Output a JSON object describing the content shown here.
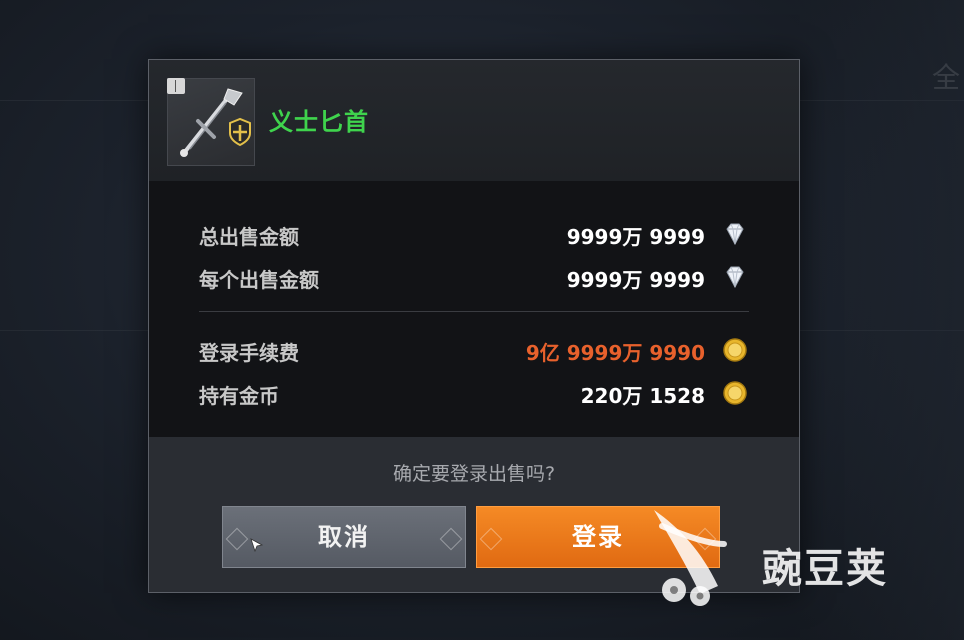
{
  "item": {
    "name": "义士匕首",
    "icon": "dagger-icon",
    "name_color": "#3fd44d"
  },
  "rows": [
    {
      "label": "总出售金额",
      "value": "9999万 9999",
      "currency": "diamond-icon"
    },
    {
      "label": "每个出售金额",
      "value": "9999万 9999",
      "currency": "diamond-icon"
    },
    {
      "label": "登录手续费",
      "value": "9亿 9999万 9990",
      "currency": "gold-coin-icon",
      "value_color": "#e8612c"
    },
    {
      "label": "持有金币",
      "value": "220万 1528",
      "currency": "gold-coin-icon"
    }
  ],
  "confirm_text": "确定要登录出售吗?",
  "buttons": {
    "cancel_label": "取消",
    "register_label": "登录"
  },
  "watermark": {
    "text": "豌豆荚"
  },
  "colors": {
    "accent_orange": "#f07a1c",
    "fee_red": "#e8612c",
    "item_green": "#3fd44d"
  }
}
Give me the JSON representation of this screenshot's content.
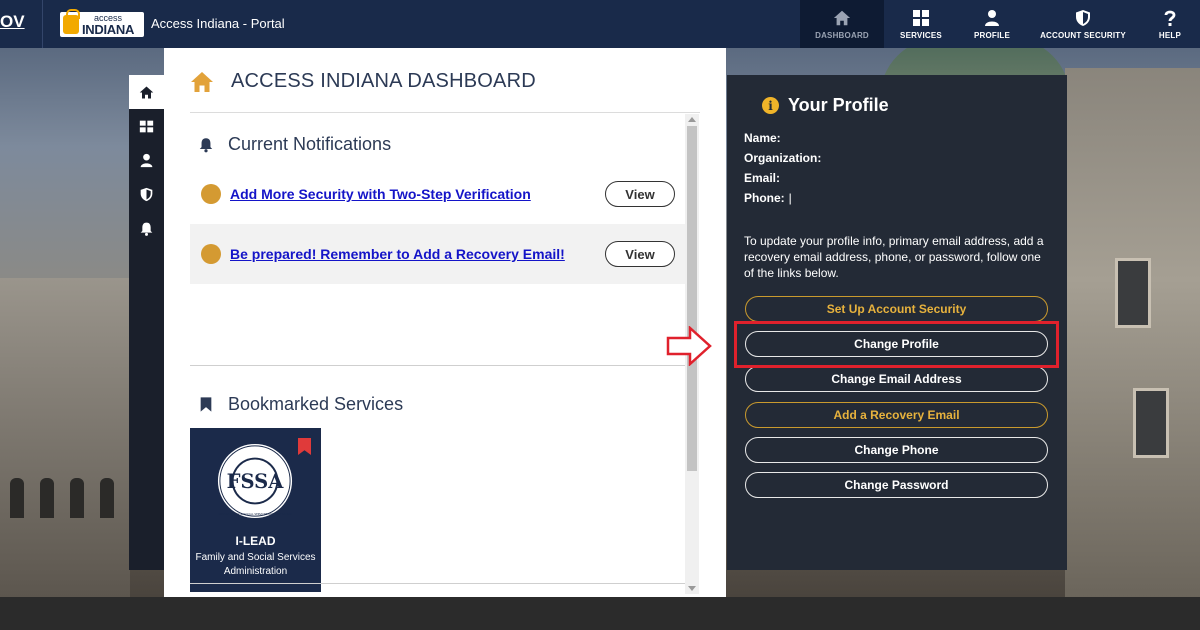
{
  "app": {
    "gov_label": "OV",
    "logo_small": "access",
    "logo_big": "INDIANA",
    "portal_title": "Access Indiana - Portal"
  },
  "topnav": {
    "items": [
      {
        "label": "DASHBOARD",
        "icon": "home-icon",
        "active": true
      },
      {
        "label": "SERVICES",
        "icon": "grid-icon",
        "active": false
      },
      {
        "label": "PROFILE",
        "icon": "user-icon",
        "active": false
      },
      {
        "label": "ACCOUNT SECURITY",
        "icon": "shield-icon",
        "active": false
      },
      {
        "label": "HELP",
        "icon": "question-icon",
        "active": false
      }
    ]
  },
  "sidebar": {
    "icons": [
      "home-icon",
      "grid-icon",
      "user-icon",
      "shield-icon",
      "bell-icon"
    ]
  },
  "dashboard": {
    "title": "ACCESS INDIANA DASHBOARD",
    "notifications_heading": "Current Notifications",
    "notifications": [
      {
        "text": "Add More Security with Two-Step Verification",
        "button": "View"
      },
      {
        "text": "Be prepared! Remember to Add a Recovery Email!",
        "button": "View"
      }
    ],
    "bookmarks_heading": "Bookmarked Services",
    "bookmark": {
      "name": "I-LEAD",
      "description": "Family and Social Services Administration",
      "seal_text": "INDIANA FAMILY & SOCIAL SERVICES ADMINISTRATION",
      "seal_letters": "FSSA"
    }
  },
  "profile": {
    "heading": "Your Profile",
    "info_icon_glyph": "i",
    "fields": [
      {
        "label": "Name:",
        "value": ""
      },
      {
        "label": "Organization:",
        "value": ""
      },
      {
        "label": "Email:",
        "value": ""
      },
      {
        "label": "Phone:",
        "value": "|"
      }
    ],
    "note": "To update your profile info, primary email address, add a recovery email address, phone, or password, follow one of the links below.",
    "buttons": [
      {
        "label": "Set Up Account Security",
        "style": "gold"
      },
      {
        "label": "Change Profile",
        "style": "white"
      },
      {
        "label": "Change Email Address",
        "style": "white"
      },
      {
        "label": "Add a Recovery Email",
        "style": "gold"
      },
      {
        "label": "Change Phone",
        "style": "white"
      },
      {
        "label": "Change Password",
        "style": "white"
      }
    ]
  },
  "colors": {
    "nav_bg": "#192a4a",
    "accent_gold": "#f0b429",
    "link_blue": "#1414c8",
    "highlight_red": "#e0212c",
    "notification_dot": "#d49a32"
  }
}
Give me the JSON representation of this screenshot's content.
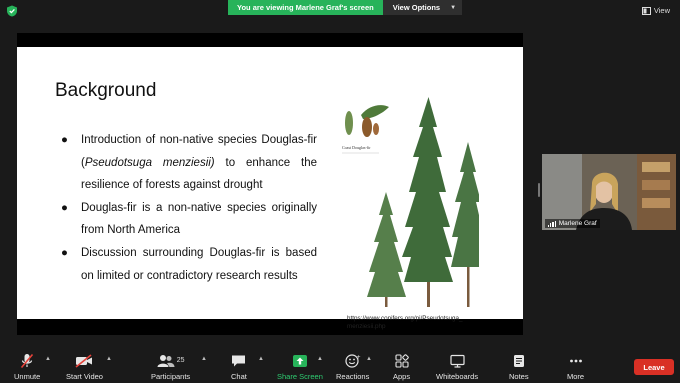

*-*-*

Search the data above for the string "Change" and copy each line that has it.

# [REPLY TO THE EXERCISE]
        "label": "Change Profile",
        "label": "Change Email Address",
        "label": "Change Phone",
        "label": "Change Password",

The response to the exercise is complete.